> WHAT YOU WILL DO:
Copy each line below in which the string "icon" appears.

(Data records)
--- --- ---

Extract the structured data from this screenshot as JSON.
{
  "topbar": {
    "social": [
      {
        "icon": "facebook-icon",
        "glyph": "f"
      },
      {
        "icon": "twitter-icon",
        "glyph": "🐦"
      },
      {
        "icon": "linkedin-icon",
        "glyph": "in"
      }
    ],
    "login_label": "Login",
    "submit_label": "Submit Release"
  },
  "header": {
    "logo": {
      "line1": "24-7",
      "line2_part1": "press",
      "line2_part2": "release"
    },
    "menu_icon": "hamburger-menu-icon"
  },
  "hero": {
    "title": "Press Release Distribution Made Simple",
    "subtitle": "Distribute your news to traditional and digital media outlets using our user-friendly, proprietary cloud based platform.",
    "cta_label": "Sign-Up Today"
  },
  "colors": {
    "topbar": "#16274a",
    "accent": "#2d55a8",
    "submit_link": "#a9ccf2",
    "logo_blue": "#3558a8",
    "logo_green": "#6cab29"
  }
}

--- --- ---

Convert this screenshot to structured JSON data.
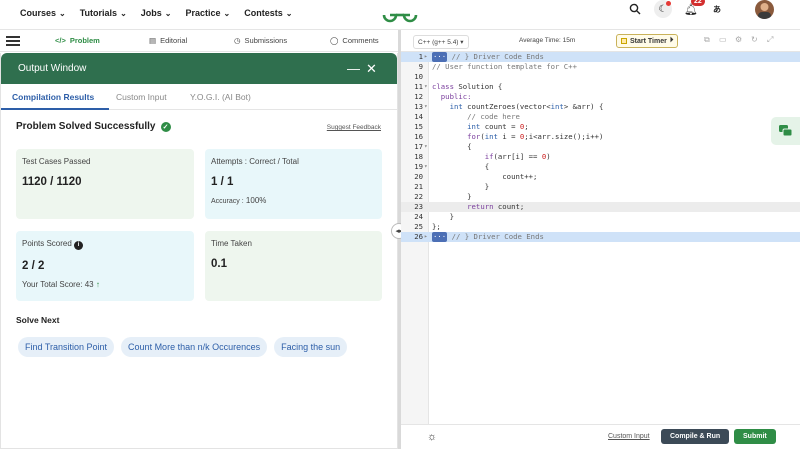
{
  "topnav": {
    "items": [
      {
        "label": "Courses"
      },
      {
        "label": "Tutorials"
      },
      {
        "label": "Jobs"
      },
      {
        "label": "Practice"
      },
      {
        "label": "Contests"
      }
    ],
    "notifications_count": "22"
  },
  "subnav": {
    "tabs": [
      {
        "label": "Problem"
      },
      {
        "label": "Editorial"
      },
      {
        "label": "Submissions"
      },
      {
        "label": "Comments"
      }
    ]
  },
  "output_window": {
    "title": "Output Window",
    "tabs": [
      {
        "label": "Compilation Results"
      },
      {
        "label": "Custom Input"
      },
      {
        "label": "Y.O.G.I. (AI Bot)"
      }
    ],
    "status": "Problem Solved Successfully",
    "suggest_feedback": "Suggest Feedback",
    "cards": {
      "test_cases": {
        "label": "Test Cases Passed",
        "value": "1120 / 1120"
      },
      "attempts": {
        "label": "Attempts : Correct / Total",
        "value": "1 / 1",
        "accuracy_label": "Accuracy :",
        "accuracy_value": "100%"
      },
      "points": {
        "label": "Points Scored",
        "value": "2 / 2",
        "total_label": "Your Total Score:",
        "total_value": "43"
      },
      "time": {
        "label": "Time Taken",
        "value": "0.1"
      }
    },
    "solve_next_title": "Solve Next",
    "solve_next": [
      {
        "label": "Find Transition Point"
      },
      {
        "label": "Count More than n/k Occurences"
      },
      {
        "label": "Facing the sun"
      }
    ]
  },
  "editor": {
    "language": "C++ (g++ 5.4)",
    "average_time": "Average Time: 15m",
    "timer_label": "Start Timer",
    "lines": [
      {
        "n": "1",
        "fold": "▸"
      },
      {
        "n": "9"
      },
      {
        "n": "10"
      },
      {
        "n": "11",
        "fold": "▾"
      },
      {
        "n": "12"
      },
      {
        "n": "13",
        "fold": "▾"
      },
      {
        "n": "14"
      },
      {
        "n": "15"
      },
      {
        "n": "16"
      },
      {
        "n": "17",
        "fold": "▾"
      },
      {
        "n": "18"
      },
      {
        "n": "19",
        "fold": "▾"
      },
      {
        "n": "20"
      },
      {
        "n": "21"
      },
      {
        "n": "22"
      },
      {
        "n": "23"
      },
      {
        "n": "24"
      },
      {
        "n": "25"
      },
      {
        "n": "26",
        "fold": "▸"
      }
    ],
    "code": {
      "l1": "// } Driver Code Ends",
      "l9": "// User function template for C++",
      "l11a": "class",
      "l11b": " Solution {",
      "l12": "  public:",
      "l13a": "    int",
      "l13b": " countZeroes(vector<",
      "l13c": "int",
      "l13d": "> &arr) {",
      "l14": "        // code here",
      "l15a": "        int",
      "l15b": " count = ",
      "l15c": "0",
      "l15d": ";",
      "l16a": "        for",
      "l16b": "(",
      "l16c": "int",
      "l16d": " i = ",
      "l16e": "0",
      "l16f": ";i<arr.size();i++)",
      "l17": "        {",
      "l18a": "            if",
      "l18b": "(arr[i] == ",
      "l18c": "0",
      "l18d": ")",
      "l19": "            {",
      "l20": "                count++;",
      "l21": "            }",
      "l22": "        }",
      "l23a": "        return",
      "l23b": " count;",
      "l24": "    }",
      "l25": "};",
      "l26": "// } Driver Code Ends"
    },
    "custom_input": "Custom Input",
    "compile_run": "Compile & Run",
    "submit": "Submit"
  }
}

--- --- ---

> OUTPUT:
        "icon": "facebook-icon",
        "icon": "twitter-icon",
        "icon": "linkedin-icon",
    "menu_icon": "hamburger-menu-icon"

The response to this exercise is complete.